[Stored records]

·····

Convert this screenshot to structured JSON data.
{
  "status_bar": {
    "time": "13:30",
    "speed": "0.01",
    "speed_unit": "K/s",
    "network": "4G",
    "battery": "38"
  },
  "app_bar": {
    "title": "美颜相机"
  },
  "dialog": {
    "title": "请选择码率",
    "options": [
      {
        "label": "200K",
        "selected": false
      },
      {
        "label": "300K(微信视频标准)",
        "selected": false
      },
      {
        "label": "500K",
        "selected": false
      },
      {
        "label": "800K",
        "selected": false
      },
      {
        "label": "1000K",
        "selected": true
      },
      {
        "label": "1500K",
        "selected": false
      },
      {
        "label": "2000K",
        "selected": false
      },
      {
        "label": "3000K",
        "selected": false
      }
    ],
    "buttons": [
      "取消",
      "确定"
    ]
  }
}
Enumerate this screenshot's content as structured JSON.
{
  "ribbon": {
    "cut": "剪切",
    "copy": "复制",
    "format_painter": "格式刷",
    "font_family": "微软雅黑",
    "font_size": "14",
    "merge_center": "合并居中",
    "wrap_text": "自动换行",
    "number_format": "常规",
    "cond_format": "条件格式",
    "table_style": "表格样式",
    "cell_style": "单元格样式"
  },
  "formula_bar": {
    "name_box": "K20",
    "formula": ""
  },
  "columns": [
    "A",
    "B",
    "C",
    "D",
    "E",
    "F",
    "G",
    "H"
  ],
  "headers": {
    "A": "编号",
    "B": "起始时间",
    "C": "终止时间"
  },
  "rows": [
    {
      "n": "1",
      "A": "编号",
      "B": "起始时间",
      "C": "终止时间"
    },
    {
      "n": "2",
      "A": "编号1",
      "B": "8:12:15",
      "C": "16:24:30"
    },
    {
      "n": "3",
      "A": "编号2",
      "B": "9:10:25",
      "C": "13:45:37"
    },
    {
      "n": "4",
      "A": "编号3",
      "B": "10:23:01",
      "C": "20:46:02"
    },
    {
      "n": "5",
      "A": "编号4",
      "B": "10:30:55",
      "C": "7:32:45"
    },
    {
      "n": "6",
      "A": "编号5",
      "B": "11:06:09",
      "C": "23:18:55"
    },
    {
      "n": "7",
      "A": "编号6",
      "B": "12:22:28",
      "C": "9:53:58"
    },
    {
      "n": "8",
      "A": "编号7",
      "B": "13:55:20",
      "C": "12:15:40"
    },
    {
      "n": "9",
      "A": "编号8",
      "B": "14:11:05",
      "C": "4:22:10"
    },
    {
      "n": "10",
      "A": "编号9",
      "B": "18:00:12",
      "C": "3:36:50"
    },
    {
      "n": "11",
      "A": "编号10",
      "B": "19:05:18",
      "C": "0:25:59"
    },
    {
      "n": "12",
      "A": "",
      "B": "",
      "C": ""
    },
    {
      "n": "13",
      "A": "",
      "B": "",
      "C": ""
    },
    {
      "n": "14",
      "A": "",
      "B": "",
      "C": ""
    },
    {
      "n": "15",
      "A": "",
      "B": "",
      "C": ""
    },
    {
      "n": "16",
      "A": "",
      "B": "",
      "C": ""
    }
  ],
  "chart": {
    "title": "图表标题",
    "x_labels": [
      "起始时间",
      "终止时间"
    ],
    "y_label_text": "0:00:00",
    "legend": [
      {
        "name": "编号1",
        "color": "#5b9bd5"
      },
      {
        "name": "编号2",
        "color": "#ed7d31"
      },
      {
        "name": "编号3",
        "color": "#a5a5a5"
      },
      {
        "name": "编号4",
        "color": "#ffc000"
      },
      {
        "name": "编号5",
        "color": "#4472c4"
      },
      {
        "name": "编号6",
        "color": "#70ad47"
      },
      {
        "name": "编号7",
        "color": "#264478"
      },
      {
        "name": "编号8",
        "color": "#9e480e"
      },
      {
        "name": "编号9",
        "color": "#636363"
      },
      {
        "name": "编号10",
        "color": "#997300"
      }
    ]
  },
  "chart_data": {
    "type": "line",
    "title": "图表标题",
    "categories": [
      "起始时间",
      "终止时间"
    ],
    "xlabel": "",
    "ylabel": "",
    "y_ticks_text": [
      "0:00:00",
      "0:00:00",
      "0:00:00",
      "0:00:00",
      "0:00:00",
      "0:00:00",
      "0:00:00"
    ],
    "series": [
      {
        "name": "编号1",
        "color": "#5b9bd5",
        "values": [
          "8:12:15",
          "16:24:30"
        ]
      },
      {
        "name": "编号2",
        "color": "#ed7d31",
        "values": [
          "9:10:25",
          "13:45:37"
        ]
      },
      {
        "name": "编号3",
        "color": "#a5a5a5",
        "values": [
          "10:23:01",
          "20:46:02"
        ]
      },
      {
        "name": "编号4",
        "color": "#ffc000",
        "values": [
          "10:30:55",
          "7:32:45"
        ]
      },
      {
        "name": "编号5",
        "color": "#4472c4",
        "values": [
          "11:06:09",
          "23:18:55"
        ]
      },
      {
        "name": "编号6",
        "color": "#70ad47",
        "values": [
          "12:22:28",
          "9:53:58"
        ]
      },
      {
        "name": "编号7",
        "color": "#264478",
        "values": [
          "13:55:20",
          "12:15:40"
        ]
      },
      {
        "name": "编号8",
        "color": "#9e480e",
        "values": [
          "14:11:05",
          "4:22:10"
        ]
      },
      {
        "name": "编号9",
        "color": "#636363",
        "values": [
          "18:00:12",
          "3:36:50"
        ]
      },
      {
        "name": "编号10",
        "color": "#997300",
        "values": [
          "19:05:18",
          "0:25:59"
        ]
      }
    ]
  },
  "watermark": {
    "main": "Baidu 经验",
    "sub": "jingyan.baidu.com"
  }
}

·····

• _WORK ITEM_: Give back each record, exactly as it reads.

• _EXERCISE SOLUTION_:
Convert this screenshot to structured JSON data.
{
  "status_bar": {
    "time": "13:30",
    "speed": "0.01",
    "speed_unit": "K/s",
    "network": "4G",
    "battery": "38"
  },
  "app_bar": {
    "title": "美颜相机"
  },
  "dialog": {
    "title": "请选择码率",
    "options": [
      {
        "label": "200K",
        "selected": false
      },
      {
        "label": "300K(微信视频标准)",
        "selected": false
      },
      {
        "label": "500K",
        "selected": false
      },
      {
        "label": "800K",
        "selected": false
      },
      {
        "label": "1000K",
        "selected": true
      },
      {
        "label": "1500K",
        "selected": false
      },
      {
        "label": "2000K",
        "selected": false
      },
      {
        "label": "3000K",
        "selected": false
      }
    ],
    "buttons": [
      "取消",
      "确定"
    ]
  }
}
Enumerate this screenshot's content as structured JSON.
{
  "ribbon": {
    "cut": "剪切",
    "copy": "复制",
    "format_painter": "格式刷",
    "font_family": "微软雅黑",
    "font_size": "14",
    "merge_center": "合并居中",
    "wrap_text": "自动换行",
    "number_format": "常规",
    "cond_format": "条件格式",
    "table_style": "表格样式",
    "cell_style": "单元格样式"
  },
  "formula_bar": {
    "name_box": "K20",
    "formula": ""
  },
  "columns": [
    "A",
    "B",
    "C",
    "D",
    "E",
    "F",
    "G",
    "H"
  ],
  "headers": {
    "A": "编号",
    "B": "起始时间",
    "C": "终止时间"
  },
  "rows": [
    {
      "n": "1",
      "A": "编号",
      "B": "起始时间",
      "C": "终止时间"
    },
    {
      "n": "2",
      "A": "编号1",
      "B": "8:12:15",
      "C": "16:24:30"
    },
    {
      "n": "3",
      "A": "编号2",
      "B": "9:10:25",
      "C": "13:45:37"
    },
    {
      "n": "4",
      "A": "编号3",
      "B": "10:23:01",
      "C": "20:46:02"
    },
    {
      "n": "5",
      "A": "编号4",
      "B": "10:30:55",
      "C": "7:32:45"
    },
    {
      "n": "6",
      "A": "编号5",
      "B": "11:06:09",
      "C": "23:18:55"
    },
    {
      "n": "7",
      "A": "编号6",
      "B": "12:22:28",
      "C": "9:53:58"
    },
    {
      "n": "8",
      "A": "编号7",
      "B": "13:55:20",
      "C": "12:15:40"
    },
    {
      "n": "9",
      "A": "编号8",
      "B": "14:11:05",
      "C": "4:22:10"
    },
    {
      "n": "10",
      "A": "编号9",
      "B": "18:00:12",
      "C": "3:36:50"
    },
    {
      "n": "11",
      "A": "编号10",
      "B": "19:05:18",
      "C": "0:25:59"
    },
    {
      "n": "12",
      "A": "",
      "B": "",
      "C": ""
    },
    {
      "n": "13",
      "A": "",
      "B": "",
      "C": ""
    },
    {
      "n": "14",
      "A": "",
      "B": "",
      "C": ""
    },
    {
      "n": "15",
      "A": "",
      "B": "",
      "C": ""
    },
    {
      "n": "16",
      "A": "",
      "B": "",
      "C": ""
    }
  ],
  "chart": {
    "title": "图表标题",
    "x_labels": [
      "起始时间",
      "终止时间"
    ],
    "y_label_text": "0:00:00",
    "legend": [
      {
        "name": "编号1",
        "color": "#5b9bd5"
      },
      {
        "name": "编号2",
        "color": "#ed7d31"
      },
      {
        "name": "编号3",
        "color": "#a5a5a5"
      },
      {
        "name": "编号4",
        "color": "#ffc000"
      },
      {
        "name": "编号5",
        "color": "#4472c4"
      },
      {
        "name": "编号6",
        "color": "#70ad47"
      },
      {
        "name": "编号7",
        "color": "#264478"
      },
      {
        "name": "编号8",
        "color": "#9e480e"
      },
      {
        "name": "编号9",
        "color": "#636363"
      },
      {
        "name": "编号10",
        "color": "#997300"
      }
    ]
  },
  "chart_data": {
    "type": "line",
    "title": "图表标题",
    "categories": [
      "起始时间",
      "终止时间"
    ],
    "xlabel": "",
    "ylabel": "",
    "y_ticks_text": [
      "0:00:00",
      "0:00:00",
      "0:00:00",
      "0:00:00",
      "0:00:00",
      "0:00:00",
      "0:00:00"
    ],
    "series": [
      {
        "name": "编号1",
        "color": "#5b9bd5",
        "values": [
          "8:12:15",
          "16:24:30"
        ]
      },
      {
        "name": "编号2",
        "color": "#ed7d31",
        "values": [
          "9:10:25",
          "13:45:37"
        ]
      },
      {
        "name": "编号3",
        "color": "#a5a5a5",
        "values": [
          "10:23:01",
          "20:46:02"
        ]
      },
      {
        "name": "编号4",
        "color": "#ffc000",
        "values": [
          "10:30:55",
          "7:32:45"
        ]
      },
      {
        "name": "编号5",
        "color": "#4472c4",
        "values": [
          "11:06:09",
          "23:18:55"
        ]
      },
      {
        "name": "编号6",
        "color": "#70ad47",
        "values": [
          "12:22:28",
          "9:53:58"
        ]
      },
      {
        "name": "编号7",
        "color": "#264478",
        "values": [
          "13:55:20",
          "12:15:40"
        ]
      },
      {
        "name": "编号8",
        "color": "#9e480e",
        "values": [
          "14:11:05",
          "4:22:10"
        ]
      },
      {
        "name": "编号9",
        "color": "#636363",
        "values": [
          "18:00:12",
          "3:36:50"
        ]
      },
      {
        "name": "编号10",
        "color": "#997300",
        "values": [
          "19:05:18",
          "0:25:59"
        ]
      }
    ]
  },
  "watermark": {
    "main": "Baidu 经验",
    "sub": "jingyan.baidu.com"
  }
}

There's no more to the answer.